Sexes Eligible for Study:   All
Accepts Healthy Volunteers:   Yes
Sampling Method:   Non-Probability Sample
Study Population
Full-term infants 10th percentile for gestational age, according to the Audipog's growth chart
Criteria

Inclusion Criteria:

  • Full-term infants
  • 10th percentile for gestational age, according to the Audipog's growth chart

Exclusion Criteria:

  • Congenital diseases
  • Chromosomal abnormalities
  • Any disease requiring intensive care
  Contacts and Locations
Information from the National Library of Medicine

To learn more about this study, you or your doctor may contact the study research staff using the contact information provided by the sponsor.

Please refer to this study by its ClinicalTrials.gov identifier (NCT number): NCT00890344


Locations
France
Centre Hospitalier Universitaire
Nantes, France, 44093
Sponsors and Collaborators
Nantes University Hospital
Investigators
Principal Investigator: Anne CA FRONDAS-CHAUTY, Dr CHU Nantes
  More Information
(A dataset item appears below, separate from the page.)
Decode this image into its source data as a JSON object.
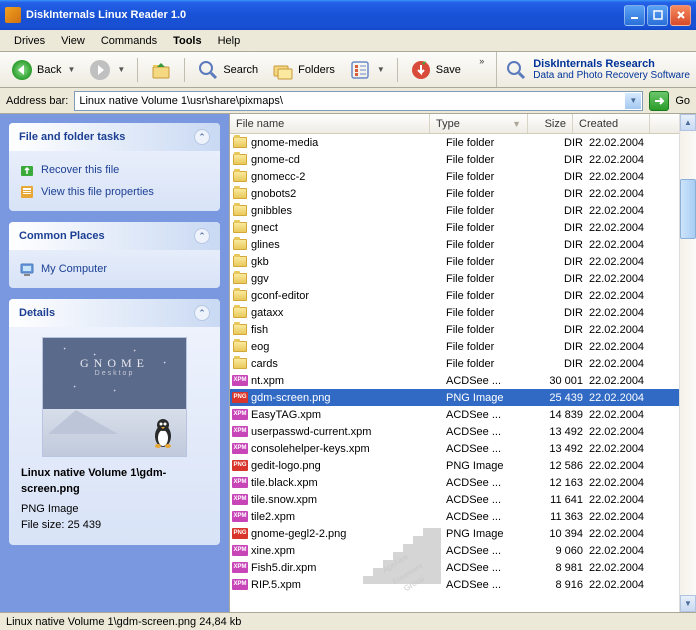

Responsible Party: Annes Omnes, University Hospital of Nantes
ClinicalTrials.gov Identifier: NCT00890344     History of Changes
Other Study ID Numbers: BRD08/7-P
First Submitted: April 27, 2009
First Posted: April 29, 2009
Last Update Posted: September 30, 2011
Last Verified: September 2011

Keywords provided by Nantes University Hospital:
PeaPod
BIA
Anthropometry
Body Composition
Fat Mass
Total Body Water
Neonatology